In the United States, you can pay for almost everything with a debit or credit card. But in some countries around the world, such as Spain, you will need to carry cash with you. Only the bigger stores or supermarkets accept debit or credit cards. Sometimes even having cash is not enough, because they will insist on exact change and serve you begrudgingly if you try to pay with big bills. Americans, who are used to never carrying cash and even pay for taxis with a credit card, may find the adjustment difficult.
Americans, in general, prefer more personal space as compared to individuals from other cultures. Most Americans like their personal space and feel uncomfortable or upset when someone gets too close. This holds true especially when meeting someone new or when in a group. In a country like China, however, people have close personal space with each other, and it is not uncommon to see women holding hands. Even when waiting in lines, there will be close contact with each other.

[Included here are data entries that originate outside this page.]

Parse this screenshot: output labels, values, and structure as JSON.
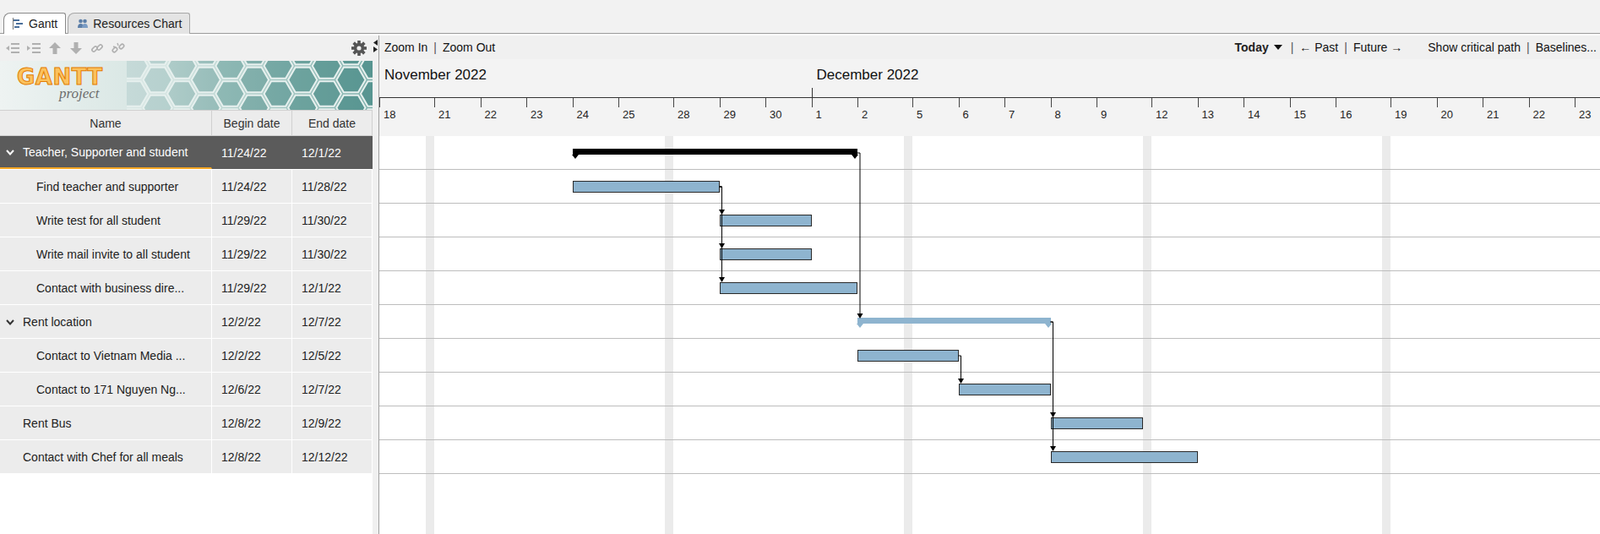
{
  "tabs": [
    {
      "label": "Gantt",
      "selected": true
    },
    {
      "label": "Resources Chart",
      "selected": false
    }
  ],
  "logo": {
    "title": "GANTT",
    "subtitle": "project"
  },
  "chart_toolbar": {
    "zoom": [
      "Zoom In",
      "Zoom Out"
    ],
    "today": "Today",
    "nav": [
      "← Past",
      "Future →"
    ],
    "views": [
      "Show critical path",
      "Baselines..."
    ],
    "separator": "|"
  },
  "table": {
    "columns": [
      "Name",
      "Begin date",
      "End date"
    ],
    "rows": [
      {
        "name": "Teacher, Supporter and student",
        "begin": "11/24/22",
        "end": "12/1/22",
        "kind": "group",
        "level": 0,
        "expanded": true,
        "selected": true
      },
      {
        "name": "Find teacher and supporter",
        "begin": "11/24/22",
        "end": "11/28/22",
        "kind": "task",
        "level": 1,
        "expanded": false,
        "selected": false
      },
      {
        "name": "Write test for all student",
        "begin": "11/29/22",
        "end": "11/30/22",
        "kind": "task",
        "level": 1,
        "expanded": false,
        "selected": false
      },
      {
        "name": "Write mail invite to all student",
        "begin": "11/29/22",
        "end": "11/30/22",
        "kind": "task",
        "level": 1,
        "expanded": false,
        "selected": false
      },
      {
        "name": "Contact with business dire...",
        "begin": "11/29/22",
        "end": "12/1/22",
        "kind": "task",
        "level": 1,
        "expanded": false,
        "selected": false
      },
      {
        "name": "Rent location",
        "begin": "12/2/22",
        "end": "12/7/22",
        "kind": "group",
        "level": 0,
        "expanded": true,
        "selected": false
      },
      {
        "name": "Contact to Vietnam Media ...",
        "begin": "12/2/22",
        "end": "12/5/22",
        "kind": "task",
        "level": 1,
        "expanded": false,
        "selected": false
      },
      {
        "name": "Contact to 171 Nguyen Ng...",
        "begin": "12/6/22",
        "end": "12/7/22",
        "kind": "task",
        "level": 1,
        "expanded": false,
        "selected": false
      },
      {
        "name": "Rent Bus",
        "begin": "12/8/22",
        "end": "12/9/22",
        "kind": "task",
        "level": 0,
        "expanded": false,
        "selected": false
      },
      {
        "name": "Contact with Chef for all meals",
        "begin": "12/8/22",
        "end": "12/12/22",
        "kind": "task",
        "level": 0,
        "expanded": false,
        "selected": false
      }
    ]
  },
  "timeline": {
    "months": [
      "November 2022",
      "December 2022"
    ],
    "days": [
      "18",
      "21",
      "22",
      "23",
      "24",
      "25",
      "28",
      "29",
      "30",
      "1",
      "2",
      "5",
      "6",
      "7",
      "8",
      "9",
      "12",
      "13",
      "14",
      "15",
      "16",
      "19",
      "20",
      "21",
      "22",
      "23"
    ]
  },
  "links": [
    {
      "from": 1,
      "to": 2
    },
    {
      "from": 1,
      "to": 3
    },
    {
      "from": 1,
      "to": 4
    },
    {
      "from": 0,
      "to": 5
    },
    {
      "from": 6,
      "to": 7
    },
    {
      "from": 5,
      "to": 8
    },
    {
      "from": 5,
      "to": 9
    }
  ]
}
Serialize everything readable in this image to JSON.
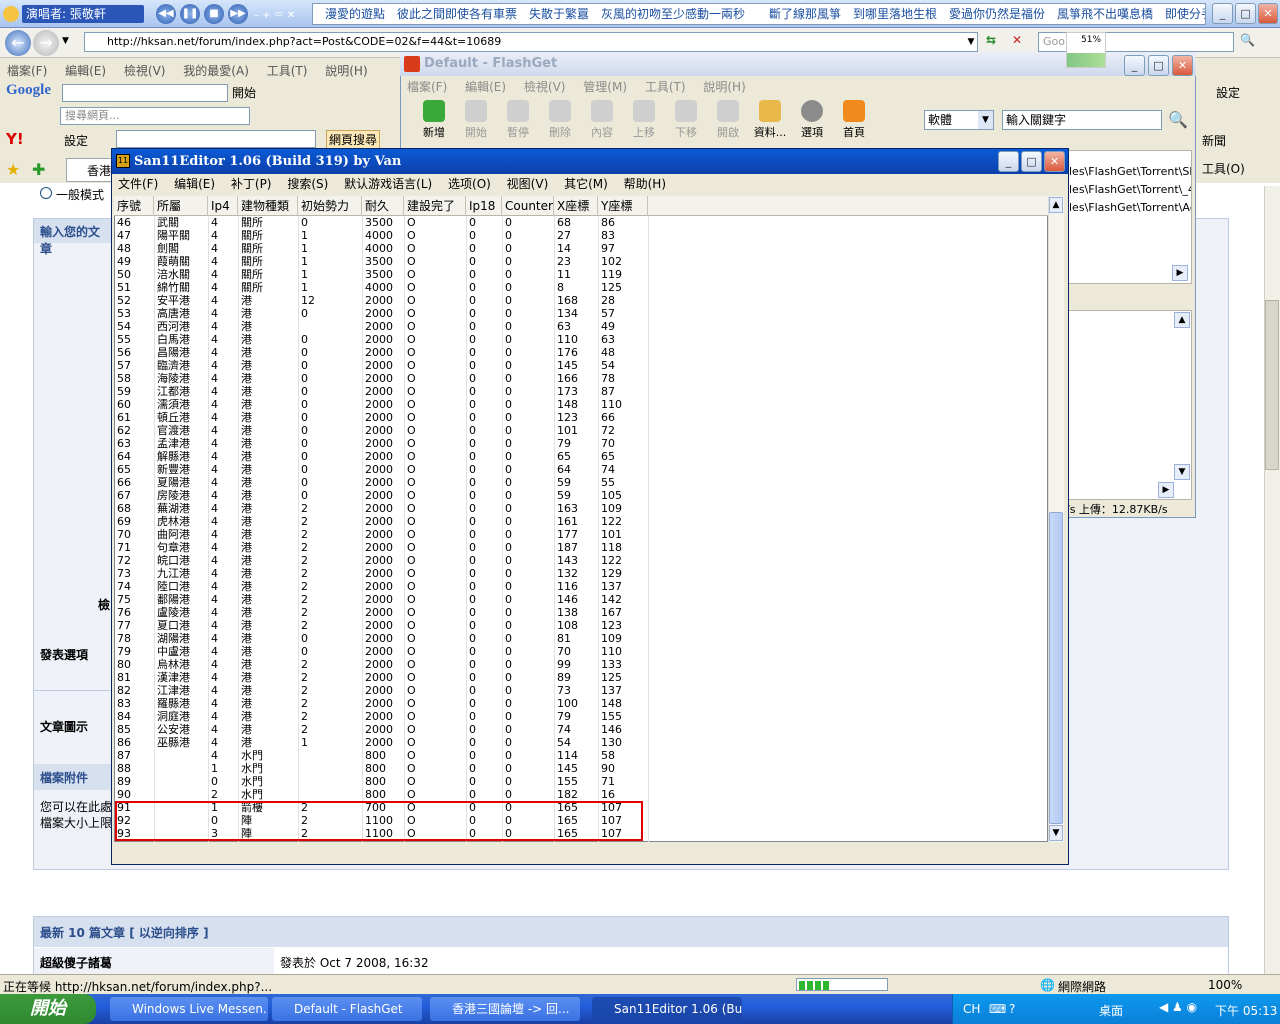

Americans generally shop in bulk instead of daily food shopping. This is convenient and quick, and houses in the US have ample of storage space in the form of refrigerators or freezers that can keep months of food supply. They also have water fountains and ice cube makers built into the front of their refrigerators. In Europe, some apartments do not have an equipped kitchen, which includes a refrigerator, dishwasher and stove or oven. The ones that do have fridges will have really small ones, comparable to the ones in hotel rooms. These are usually built into the cabinets, making the kitchen look organized.
European homes may include a washing machine, but dryers are not commonly used. Clothing lines or racks are preferred. Americans are also likely to miss the water sprayers or food disposals in the sink. Food pantries are also not usually found in European apartments. Accommodation is expensive in most European countries and the space is usually small, with layouts that are very different from American homes. Expats may miss the old homes with architectural details still intact and the variety of styles of architecture in America. They may also miss the large kitchens and bathrooms, where bathtubs are almost always included. Another thing they tend to miss are closets, because all they get in many European houses are freestanding wardrobes.
Are you an American expat? What do you miss the most about home? Let us know in the comments!